→ **TASK REQUIREMENTS**
Could you reproduce all of these records exactly?

Records contained in a dataset

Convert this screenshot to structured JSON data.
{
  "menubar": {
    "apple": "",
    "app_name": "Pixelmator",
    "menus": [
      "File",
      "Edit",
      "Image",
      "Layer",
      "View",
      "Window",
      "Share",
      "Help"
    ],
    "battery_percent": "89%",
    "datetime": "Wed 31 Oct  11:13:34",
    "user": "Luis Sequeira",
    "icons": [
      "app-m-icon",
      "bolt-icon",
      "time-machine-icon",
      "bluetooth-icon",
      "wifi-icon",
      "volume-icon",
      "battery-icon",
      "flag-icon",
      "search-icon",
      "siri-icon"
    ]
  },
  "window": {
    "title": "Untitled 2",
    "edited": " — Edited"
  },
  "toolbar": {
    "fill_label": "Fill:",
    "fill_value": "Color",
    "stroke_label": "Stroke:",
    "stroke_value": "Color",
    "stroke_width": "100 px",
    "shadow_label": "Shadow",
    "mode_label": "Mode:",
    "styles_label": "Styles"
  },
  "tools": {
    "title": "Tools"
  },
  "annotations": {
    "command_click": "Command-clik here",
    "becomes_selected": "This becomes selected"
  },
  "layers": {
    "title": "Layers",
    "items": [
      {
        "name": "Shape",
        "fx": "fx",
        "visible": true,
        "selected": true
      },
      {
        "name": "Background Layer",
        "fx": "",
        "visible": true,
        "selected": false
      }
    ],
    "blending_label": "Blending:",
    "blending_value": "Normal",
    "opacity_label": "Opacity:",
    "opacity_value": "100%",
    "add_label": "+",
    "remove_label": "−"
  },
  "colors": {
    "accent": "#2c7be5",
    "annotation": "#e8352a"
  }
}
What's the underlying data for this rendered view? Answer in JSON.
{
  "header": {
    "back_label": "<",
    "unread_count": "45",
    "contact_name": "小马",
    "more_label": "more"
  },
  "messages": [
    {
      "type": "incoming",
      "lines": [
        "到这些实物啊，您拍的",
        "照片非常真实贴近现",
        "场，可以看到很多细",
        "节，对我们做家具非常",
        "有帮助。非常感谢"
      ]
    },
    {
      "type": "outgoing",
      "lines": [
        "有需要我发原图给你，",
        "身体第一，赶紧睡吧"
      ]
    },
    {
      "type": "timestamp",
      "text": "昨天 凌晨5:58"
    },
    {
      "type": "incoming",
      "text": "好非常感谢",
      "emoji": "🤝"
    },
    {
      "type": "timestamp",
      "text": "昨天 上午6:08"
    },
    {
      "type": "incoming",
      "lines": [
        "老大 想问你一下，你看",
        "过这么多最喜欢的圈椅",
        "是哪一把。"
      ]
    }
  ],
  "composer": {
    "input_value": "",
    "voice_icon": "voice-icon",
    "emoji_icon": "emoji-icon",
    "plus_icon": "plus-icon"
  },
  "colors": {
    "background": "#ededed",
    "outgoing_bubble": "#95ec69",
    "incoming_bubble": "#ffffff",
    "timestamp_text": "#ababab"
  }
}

→ **SOLUTION BELOW**
Convert this screenshot to structured JSON data.
{
  "menubar": {
    "apple": "",
    "app_name": "Pixelmator",
    "menus": [
      "File",
      "Edit",
      "Image",
      "Layer",
      "View",
      "Window",
      "Share",
      "Help"
    ],
    "battery_percent": "89%",
    "datetime": "Wed 31 Oct  11:13:34",
    "user": "Luis Sequeira",
    "icons": [
      "app-m-icon",
      "bolt-icon",
      "time-machine-icon",
      "bluetooth-icon",
      "wifi-icon",
      "volume-icon",
      "battery-icon",
      "flag-icon",
      "search-icon",
      "siri-icon"
    ]
  },
  "window": {
    "title": "Untitled 2",
    "edited": " — Edited"
  },
  "toolbar": {
    "fill_label": "Fill:",
    "fill_value": "Color",
    "stroke_label": "Stroke:",
    "stroke_value": "Color",
    "stroke_width": "100 px",
    "shadow_label": "Shadow",
    "mode_label": "Mode:",
    "styles_label": "Styles"
  },
  "tools": {
    "title": "Tools"
  },
  "annotations": {
    "command_click": "Command-clik here",
    "becomes_selected": "This becomes selected"
  },
  "layers": {
    "title": "Layers",
    "items": [
      {
        "name": "Shape",
        "fx": "fx",
        "visible": true,
        "selected": true
      },
      {
        "name": "Background Layer",
        "fx": "",
        "visible": true,
        "selected": false
      }
    ],
    "blending_label": "Blending:",
    "blending_value": "Normal",
    "opacity_label": "Opacity:",
    "opacity_value": "100%",
    "add_label": "+",
    "remove_label": "−"
  },
  "colors": {
    "accent": "#2c7be5",
    "annotation": "#e8352a"
  }
}
What's the underlying data for this rendered view? Answer in JSON.
{
  "header": {
    "back_label": "<",
    "unread_count": "45",
    "contact_name": "小马",
    "more_label": "more"
  },
  "messages": [
    {
      "type": "incoming",
      "lines": [
        "到这些实物啊，您拍的",
        "照片非常真实贴近现",
        "场，可以看到很多细",
        "节，对我们做家具非常",
        "有帮助。非常感谢"
      ]
    },
    {
      "type": "outgoing",
      "lines": [
        "有需要我发原图给你，",
        "身体第一，赶紧睡吧"
      ]
    },
    {
      "type": "timestamp",
      "text": "昨天 凌晨5:58"
    },
    {
      "type": "incoming",
      "text": "好非常感谢",
      "emoji": "🤝"
    },
    {
      "type": "timestamp",
      "text": "昨天 上午6:08"
    },
    {
      "type": "incoming",
      "lines": [
        "老大 想问你一下，你看",
        "过这么多最喜欢的圈椅",
        "是哪一把。"
      ]
    }
  ],
  "composer": {
    "input_value": "",
    "voice_icon": "voice-icon",
    "emoji_icon": "emoji-icon",
    "plus_icon": "plus-icon"
  },
  "colors": {
    "background": "#ededed",
    "outgoing_bubble": "#95ec69",
    "incoming_bubble": "#ffffff",
    "timestamp_text": "#ababab"
  }
}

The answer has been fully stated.